Task item: Pictures do not belong in the copy; quote every entry below exactly.
%%
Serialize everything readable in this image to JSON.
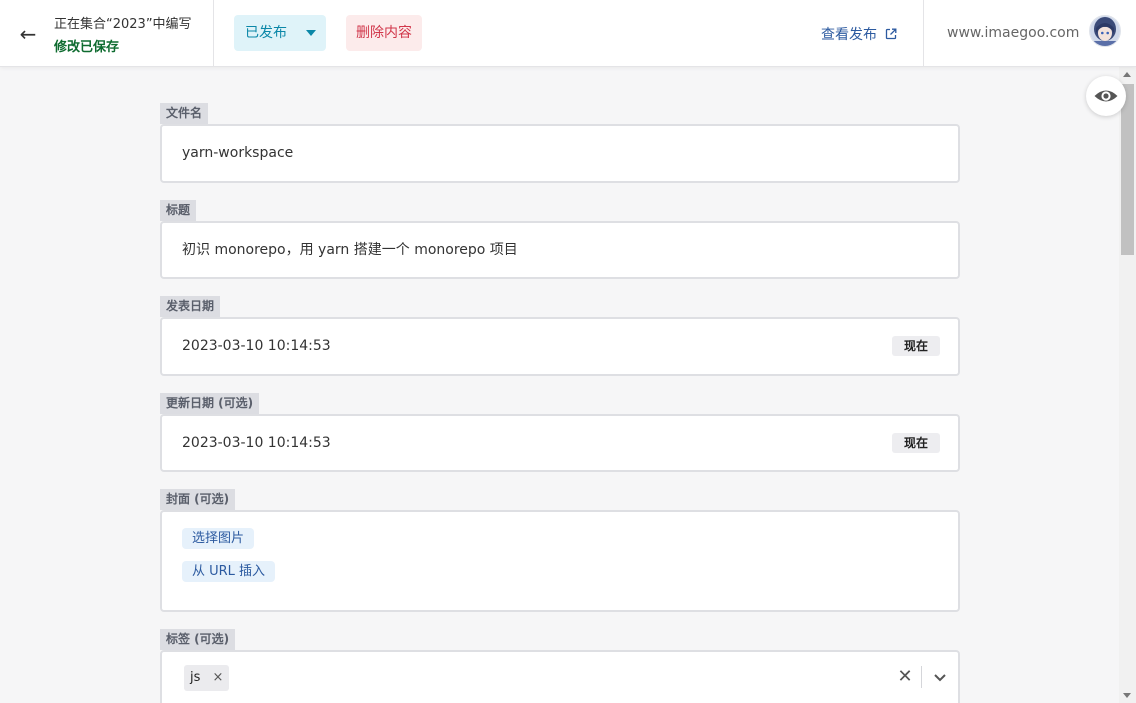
{
  "header": {
    "back_icon": "←",
    "editing_text": "正在集合“2023”中编写",
    "saved_text": "修改已保存",
    "status_label": "已发布",
    "delete_label": "删除内容",
    "view_label": "查看发布",
    "site": "www.imaegoo.com"
  },
  "fields": {
    "filename": {
      "label": "文件名",
      "value": "yarn-workspace"
    },
    "title": {
      "label": "标题",
      "value": "初识 monorepo，用 yarn 搭建一个 monorepo 项目"
    },
    "publish_date": {
      "label": "发表日期",
      "value": "2023-03-10 10:14:53",
      "now_label": "现在"
    },
    "update_date": {
      "label": "更新日期 (可选)",
      "value": "2023-03-10 10:14:53",
      "now_label": "现在"
    },
    "cover": {
      "label": "封面 (可选)",
      "choose_label": "选择图片",
      "url_label": "从 URL 插入"
    },
    "tags": {
      "label": "标签 (可选)",
      "items": [
        "js"
      ],
      "remove_icon": "×",
      "clear_icon": "✕"
    }
  },
  "colors": {
    "status_bg": "#dff3f9",
    "status_text": "#0b87a8",
    "delete_bg": "#fcebeb",
    "delete_text": "#d1364a",
    "saved_text": "#0e6b2f",
    "link": "#2c5aa0"
  },
  "icons": {
    "back": "arrow-left-icon",
    "status_caret": "caret-down-icon",
    "external": "external-link-icon",
    "preview": "eye-icon",
    "tag_dropdown": "chevron-down-icon"
  }
}
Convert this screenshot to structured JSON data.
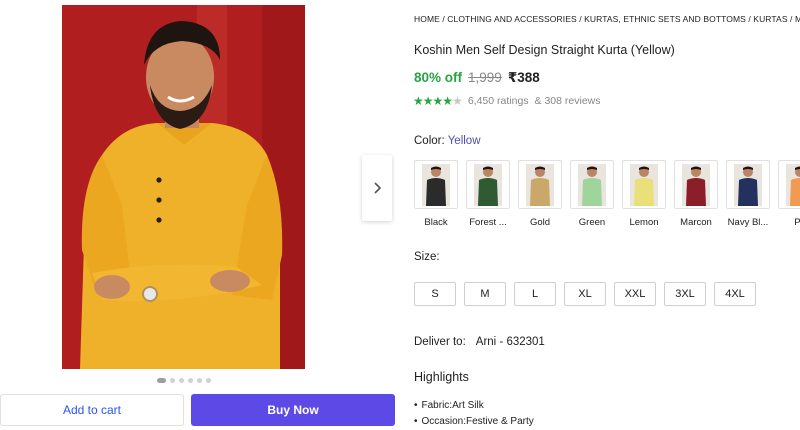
{
  "breadcrumb": "HOME / CLOTHING AND ACCESSORIES / KURTAS, ETHNIC SETS AND BOTTOMS / KURTAS / MENS KURTAS",
  "product": {
    "title": "Koshin Men Self Design Straight Kurta (Yellow)",
    "discount": "80% off",
    "mrp": "1,999",
    "price": "₹388",
    "rating_value": 4,
    "ratings": "6,450 ratings",
    "reviews": "& 308 reviews"
  },
  "color": {
    "label": "Color:",
    "selected": "Yellow",
    "options": [
      {
        "name": "Black",
        "hex": "#2b2b2b"
      },
      {
        "name": "Forest ...",
        "hex": "#2f5a32"
      },
      {
        "name": "Gold",
        "hex": "#c9a86a"
      },
      {
        "name": "Green",
        "hex": "#9fd49a"
      },
      {
        "name": "Lemon",
        "hex": "#eae07a"
      },
      {
        "name": "Marcon",
        "hex": "#8a1f2a"
      },
      {
        "name": "Navy Bl...",
        "hex": "#24305e"
      },
      {
        "name": "Pe",
        "hex": "#f19a52"
      }
    ]
  },
  "size": {
    "label": "Size:",
    "options": [
      "S",
      "M",
      "L",
      "XL",
      "XXL",
      "3XL",
      "4XL"
    ]
  },
  "delivery": {
    "label": "Deliver to:",
    "location": "Arni - 632301"
  },
  "highlights": {
    "title": "Highlights",
    "items": [
      "Fabric:Art Silk",
      "Occasion:Festive & Party"
    ]
  },
  "actions": {
    "add_to_cart": "Add to cart",
    "buy_now": "Buy Now"
  },
  "gallery": {
    "dot_count": 7,
    "active_dot": 0
  },
  "colors": {
    "accent": "#5d4ae6",
    "discount": "#26a541",
    "link": "#2a55e5",
    "photo_bg": "#b32224",
    "kurta": "#f0b12a"
  },
  "icons": {
    "next": "chevron-right-icon",
    "star": "star-icon"
  }
}
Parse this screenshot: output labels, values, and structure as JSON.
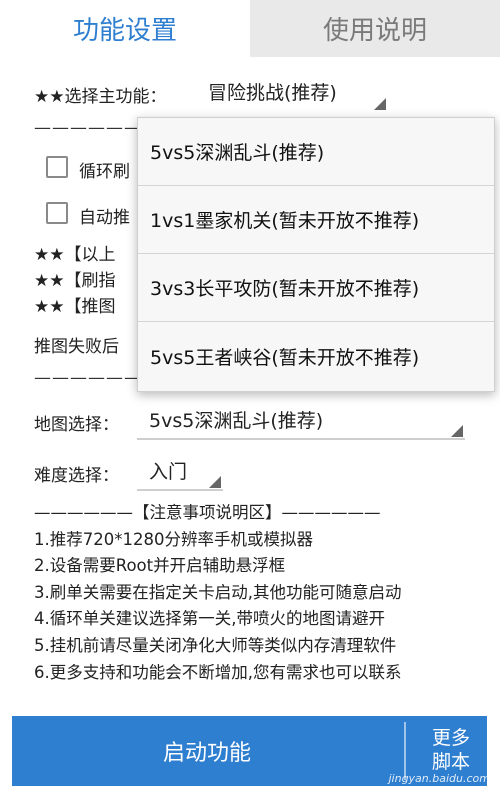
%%
Answer to the problem:
Serialize everything readable in this image to JSON.
{
  "header": {
    "back_icon": "←",
    "editing_text": "正在集合“2023”中编写",
    "saved_text": "修改已保存",
    "status_label": "已发布",
    "delete_label": "删除内容",
    "view_label": "查看发布",
    "site": "www.imaegoo.com"
  },
  "fields": {
    "filename": {
      "label": "文件名",
      "value": "yarn-workspace"
    },
    "title": {
      "label": "标题",
      "value": "初识 monorepo，用 yarn 搭建一个 monorepo 项目"
    },
    "publish_date": {
      "label": "发表日期",
      "value": "2023-03-10 10:14:53",
      "now_label": "现在"
    },
    "update_date": {
      "label": "更新日期 (可选)",
      "value": "2023-03-10 10:14:53",
      "now_label": "现在"
    },
    "cover": {
      "label": "封面 (可选)",
      "choose_label": "选择图片",
      "url_label": "从 URL 插入"
    },
    "tags": {
      "label": "标签 (可选)",
      "items": [
        "js"
      ],
      "remove_icon": "×",
      "clear_icon": "✕"
    }
  },
  "colors": {
    "status_bg": "#dff3f9",
    "status_text": "#0b87a8",
    "delete_bg": "#fcebeb",
    "delete_text": "#d1364a",
    "saved_text": "#0e6b2f",
    "link": "#2c5aa0"
  },
  "icons": {
    "back": "arrow-left-icon",
    "status_caret": "caret-down-icon",
    "external": "external-link-icon",
    "preview": "eye-icon",
    "tag_dropdown": "chevron-down-icon"
  }
}
Convert this screenshot to structured JSON data.
{
  "breadcrumb": "HOME / CLOTHING AND ACCESSORIES / KURTAS, ETHNIC SETS AND BOTTOMS / KURTAS / MENS KURTAS",
  "product": {
    "title": "Koshin Men Self Design Straight Kurta (Yellow)",
    "discount": "80% off",
    "mrp": "1,999",
    "price": "₹388",
    "rating_value": 4,
    "ratings": "6,450 ratings",
    "reviews": "& 308 reviews"
  },
  "color": {
    "label": "Color:",
    "selected": "Yellow",
    "options": [
      {
        "name": "Black",
        "hex": "#2b2b2b"
      },
      {
        "name": "Forest ...",
        "hex": "#2f5a32"
      },
      {
        "name": "Gold",
        "hex": "#c9a86a"
      },
      {
        "name": "Green",
        "hex": "#9fd49a"
      },
      {
        "name": "Lemon",
        "hex": "#eae07a"
      },
      {
        "name": "Marcon",
        "hex": "#8a1f2a"
      },
      {
        "name": "Navy Bl...",
        "hex": "#24305e"
      },
      {
        "name": "Pe",
        "hex": "#f19a52"
      }
    ]
  },
  "size": {
    "label": "Size:",
    "options": [
      "S",
      "M",
      "L",
      "XL",
      "XXL",
      "3XL",
      "4XL"
    ]
  },
  "delivery": {
    "label": "Deliver to:",
    "location": "Arni - 632301"
  },
  "highlights": {
    "title": "Highlights",
    "items": [
      "Fabric:Art Silk",
      "Occasion:Festive & Party"
    ]
  },
  "actions": {
    "add_to_cart": "Add to cart",
    "buy_now": "Buy Now"
  },
  "gallery": {
    "dot_count": 7,
    "active_dot": 0
  },
  "colors": {
    "accent": "#5d4ae6",
    "discount": "#26a541",
    "link": "#2a55e5",
    "photo_bg": "#b32224",
    "kurta": "#f0b12a"
  },
  "icons": {
    "next": "chevron-right-icon",
    "star": "star-icon"
  }
}
Parse this screenshot: output labels, values, and structure as JSON.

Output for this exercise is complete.